=== Section Start ===

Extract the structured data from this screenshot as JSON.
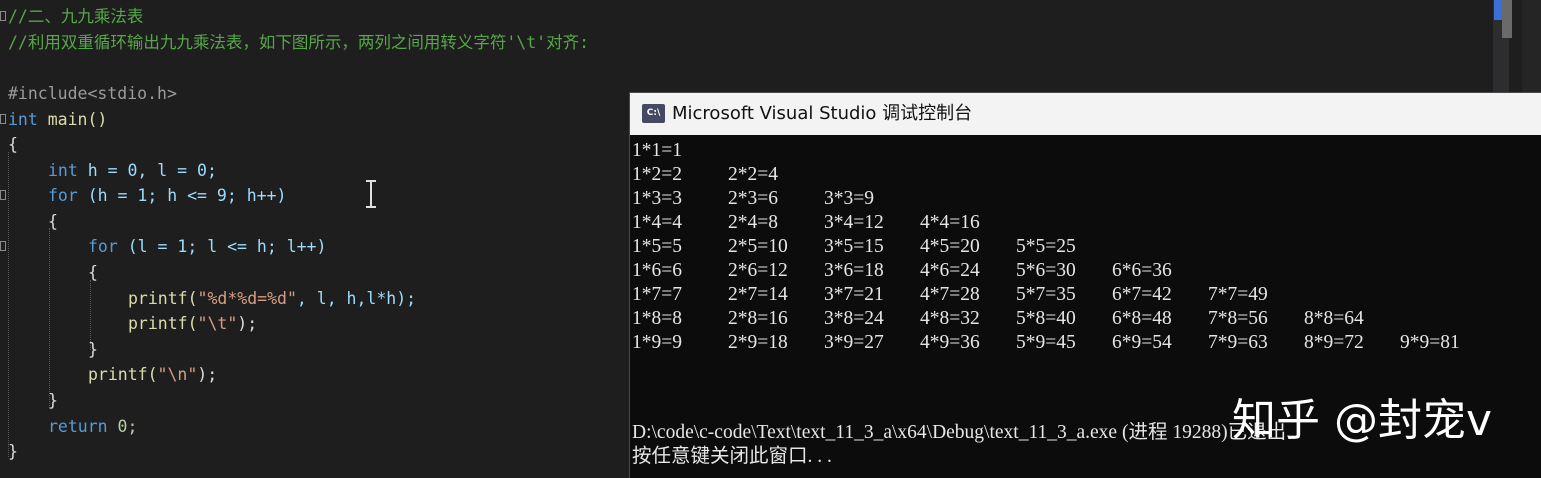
{
  "editor": {
    "comment_title": "//二、九九乘法表",
    "comment_desc": "//利用双重循环输出九九乘法表，如下图所示，两列之间用转义字符'\\t'对齐:",
    "include_line": "#include<stdio.h>",
    "kw_int": "int",
    "main_sig": " main()",
    "brace_open": "{",
    "decl_rest": " h = 0, l = 0;",
    "kw_for": "for",
    "for_outer_rest": " (h = 1; h <= 9; h++)",
    "inner_brace_open": "{",
    "for_inner_rest": " (l = 1; l <= h; l++)",
    "inner2_brace_open": "{",
    "printf1_fn": "printf(",
    "printf1_str": "\"%d*%d=%d\"",
    "printf1_rest": ", l, h,l*h);",
    "printf2_fn": "printf(",
    "printf2_str": "\"\\t\"",
    "printf2_rest": ");",
    "inner2_brace_close": "}",
    "printf3_fn": "printf(",
    "printf3_str": "\"\\n\"",
    "printf3_rest": ");",
    "inner_brace_close": "}",
    "kw_return": "return",
    "return_rest": " 0;",
    "brace_close": "}"
  },
  "console": {
    "icon_text": "C:\\",
    "title": "Microsoft Visual Studio 调试控制台",
    "table": [
      [
        "1*1=1"
      ],
      [
        "1*2=2",
        "2*2=4"
      ],
      [
        "1*3=3",
        "2*3=6",
        "3*3=9"
      ],
      [
        "1*4=4",
        "2*4=8",
        "3*4=12",
        "4*4=16"
      ],
      [
        "1*5=5",
        "2*5=10",
        "3*5=15",
        "4*5=20",
        "5*5=25"
      ],
      [
        "1*6=6",
        "2*6=12",
        "3*6=18",
        "4*6=24",
        "5*6=30",
        "6*6=36"
      ],
      [
        "1*7=7",
        "2*7=14",
        "3*7=21",
        "4*7=28",
        "5*7=35",
        "6*7=42",
        "7*7=49"
      ],
      [
        "1*8=8",
        "2*8=16",
        "3*8=24",
        "4*8=32",
        "5*8=40",
        "6*8=48",
        "7*8=56",
        "8*8=64"
      ],
      [
        "1*9=9",
        "2*9=18",
        "3*9=27",
        "4*9=36",
        "5*9=45",
        "6*9=54",
        "7*9=63",
        "8*9=72",
        "9*9=81"
      ]
    ],
    "exit_message": "D:\\code\\c-code\\Text\\text_11_3_a\\x64\\Debug\\text_11_3_a.exe (进程 19288)已退出",
    "press_key": "按任意键关闭此窗口. . ."
  },
  "watermark": "知乎 @封宠v",
  "colors": {
    "editor_bg": "#1e1e1e",
    "keyword": "#569cd6",
    "comment": "#57a64a",
    "string": "#d69d85",
    "console_bg": "#0c0c0c",
    "console_text": "#e6e6e6"
  }
}
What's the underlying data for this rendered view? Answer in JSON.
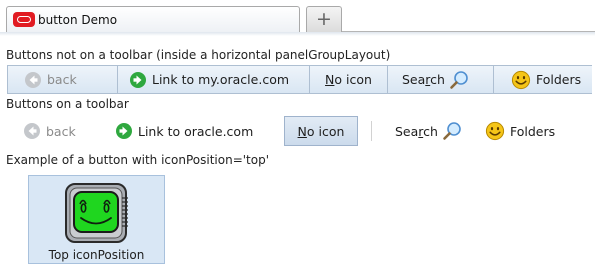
{
  "browser": {
    "tab_title": "button Demo",
    "new_tab_symbol": "+",
    "tab_icon": "oracle-logo-icon"
  },
  "section1": {
    "caption": "Buttons not on a toolbar (inside a horizontal panelGroupLayout)",
    "buttons": [
      {
        "label": "back",
        "disabled": true,
        "icon": "back-arrow-icon"
      },
      {
        "label": "Link to my.oracle.com",
        "icon": "green-arrow-icon"
      },
      {
        "label_pre": "",
        "label_key": "N",
        "label_post": "o icon"
      },
      {
        "label_pre": "Sea",
        "label_key": "r",
        "label_post": "ch",
        "icon": "magnifier-icon"
      },
      {
        "label": "Folders",
        "icon": "smiley-icon"
      }
    ]
  },
  "section2": {
    "caption": "Buttons on a toolbar",
    "buttons": [
      {
        "label": "back",
        "disabled": true,
        "icon": "back-arrow-icon"
      },
      {
        "label": "Link to oracle.com",
        "icon": "green-arrow-icon"
      },
      {
        "label_pre": "",
        "label_key": "N",
        "label_post": "o icon",
        "selected": true
      },
      {
        "label_pre": "Sea",
        "label_key": "r",
        "label_post": "ch",
        "icon": "magnifier-icon"
      },
      {
        "label": "Folders",
        "icon": "smiley-icon"
      }
    ]
  },
  "section3": {
    "caption": "Example of a button with iconPosition='top'",
    "button_label": "Top iconPosition",
    "icon": "computer-monitor-smiley-icon"
  },
  "colors": {
    "button_bg": "#d9e6f3",
    "button_border": "#aebfd2",
    "selected_bg": "#ccdbec",
    "oracle_red": "#e11b22",
    "icon_green": "#2fa83f"
  }
}
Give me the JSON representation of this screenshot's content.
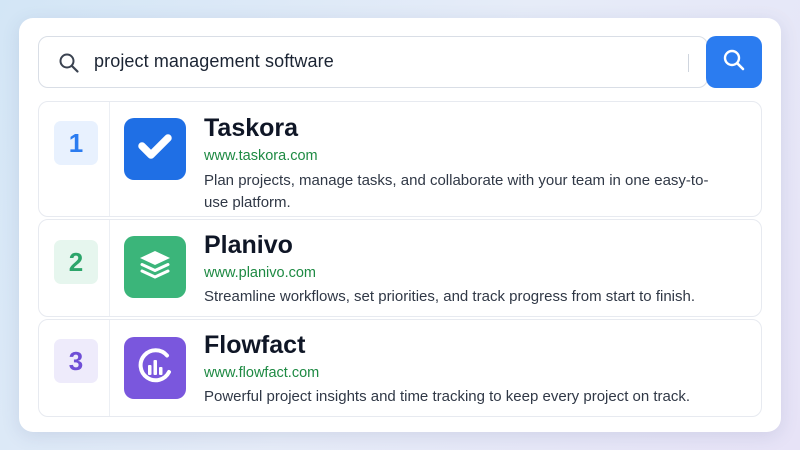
{
  "search": {
    "query": "project management software",
    "icon": "search-icon",
    "button_icon": "search-icon"
  },
  "results": [
    {
      "rank": "1",
      "title": "Taskora",
      "url": "www.taskora.com",
      "description": "Plan projects, manage tasks, and collaborate with your team in one easy-to-use platform.",
      "logo_icon": "checkmark-icon",
      "logo_color": "#1f6fe5",
      "rank_color": "#2b7cf0",
      "rank_bg": "#e8f1fe"
    },
    {
      "rank": "2",
      "title": "Planivo",
      "url": "www.planivo.com",
      "description": "Streamline workflows, set priorities, and track progress from start to finish.",
      "logo_icon": "layers-icon",
      "logo_color": "#3bb57a",
      "rank_color": "#2ca56a",
      "rank_bg": "#e6f6ee"
    },
    {
      "rank": "3",
      "title": "Flowfact",
      "url": "www.flowfact.com",
      "description": "Powerful project insights and time tracking to keep every project on track.",
      "logo_icon": "analytics-chart-icon",
      "logo_color": "#7a57dd",
      "rank_color": "#6f4fd6",
      "rank_bg": "#eeebfb"
    }
  ],
  "colors": {
    "accent": "#2b7cf0",
    "url_green": "#1e8a43"
  }
}
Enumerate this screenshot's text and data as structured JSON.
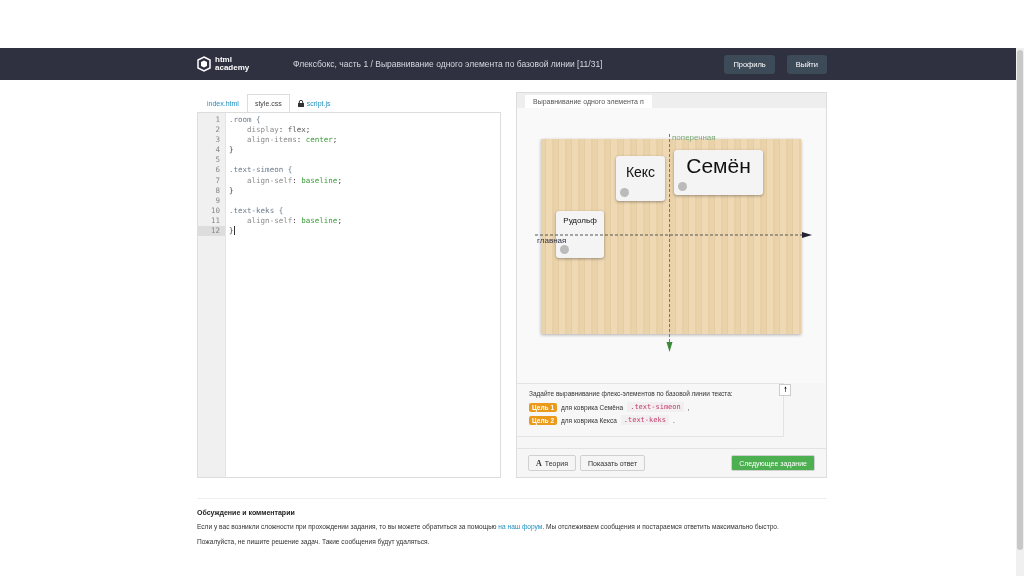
{
  "header": {
    "logo": [
      "html",
      "academy"
    ],
    "breadcrumb": {
      "course": "Флексбокс, часть 1",
      "separator": "/",
      "lesson": "Выравнивание одного элемента по базовой линии",
      "progress": "[11/31]"
    },
    "buttons": [
      "Профиль",
      "Выйти"
    ]
  },
  "editor": {
    "tabs": [
      {
        "label": "index.html",
        "selected": false,
        "locked": false
      },
      {
        "label": "style.css",
        "selected": true,
        "locked": false
      },
      {
        "label": "script.js",
        "selected": false,
        "locked": true
      }
    ],
    "lines": [
      {
        "number": "1",
        "active": false,
        "tokens": [
          {
            "text": ".room {",
            "kind": "selector"
          }
        ]
      },
      {
        "number": "2",
        "active": false,
        "tokens": [
          {
            "text": "    display",
            "kind": "property"
          },
          {
            "text": ": ",
            "kind": "punct"
          },
          {
            "text": "flex",
            "kind": "keyword"
          },
          {
            "text": ";",
            "kind": "punct"
          }
        ]
      },
      {
        "number": "3",
        "active": false,
        "tokens": [
          {
            "text": "    align-items",
            "kind": "property"
          },
          {
            "text": ": ",
            "kind": "punct"
          },
          {
            "text": "center",
            "kind": "value"
          },
          {
            "text": ";",
            "kind": "punct"
          }
        ]
      },
      {
        "number": "4",
        "active": false,
        "tokens": [
          {
            "text": "}",
            "kind": "punct"
          }
        ]
      },
      {
        "number": "5",
        "active": false
      },
      {
        "number": "6",
        "active": false,
        "tokens": [
          {
            "text": ".text-simeon {",
            "kind": "selector"
          }
        ]
      },
      {
        "number": "7",
        "active": false,
        "tokens": [
          {
            "text": "    align-self",
            "kind": "property"
          },
          {
            "text": ": ",
            "kind": "punct"
          },
          {
            "text": "baseline",
            "kind": "value"
          },
          {
            "text": ";",
            "kind": "punct"
          }
        ]
      },
      {
        "number": "8",
        "active": false,
        "tokens": [
          {
            "text": "}",
            "kind": "punct"
          }
        ]
      },
      {
        "number": "9",
        "active": false
      },
      {
        "number": "10",
        "active": false,
        "tokens": [
          {
            "text": ".text-keks {",
            "kind": "selector"
          }
        ]
      },
      {
        "number": "11",
        "active": false,
        "tokens": [
          {
            "text": "    align-self",
            "kind": "property"
          },
          {
            "text": ": ",
            "kind": "punct"
          },
          {
            "text": "baseline",
            "kind": "value"
          },
          {
            "text": ";",
            "kind": "punct"
          }
        ]
      },
      {
        "number": "12",
        "active": true,
        "tokens": [
          {
            "text": "}",
            "kind": "punct"
          }
        ]
      }
    ]
  },
  "preview": {
    "tab": "Выравнивание одного элемента п",
    "axes": {
      "cross": "поперечная",
      "main": "главная"
    },
    "cards": [
      {
        "name": "Рудольф",
        "kind": "small"
      },
      {
        "name": "Кекс",
        "kind": "medium"
      },
      {
        "name": "Семён",
        "kind": "large"
      }
    ]
  },
  "task": {
    "intro": "Задайте выравнивание флекс-элементов по базовой линии текста:",
    "goals": [
      {
        "tag": "Цель 1",
        "text": "для коврика Семёна",
        "code": ".text-simeon",
        "tail": ","
      },
      {
        "tag": "Цель 2",
        "text": "для коврика Кекса",
        "code": ".text-keks",
        "tail": "."
      }
    ],
    "scroll_button": "🠕"
  },
  "actions": {
    "theory_icon": "A",
    "theory": "Теория",
    "show_answer": "Показать ответ",
    "next": "Следующее задание"
  },
  "discussion": {
    "title": "Обсуждение и комментарии",
    "paragraph": {
      "before": "Если у вас возникли сложности при прохождении задания, то вы можете обратиться за помощью ",
      "link": "на наш форум",
      "after": ". Мы отслеживаем сообщения и постараемся ответить максимально быстро."
    },
    "note": "Пожалуйста, не пишите решение задач. Такие сообщения будут удаляться."
  }
}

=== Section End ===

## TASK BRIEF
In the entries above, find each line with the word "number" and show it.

## SOLVED PROBLEM
        "number": "1",
        "number": "2",
        "number": "3",
        "number": "4",
        "number": "5",
        "number": "6",
        "number": "7",
        "number": "8",
        "number": "9",
        "number": "10",
        "number": "11",
        "number": "12",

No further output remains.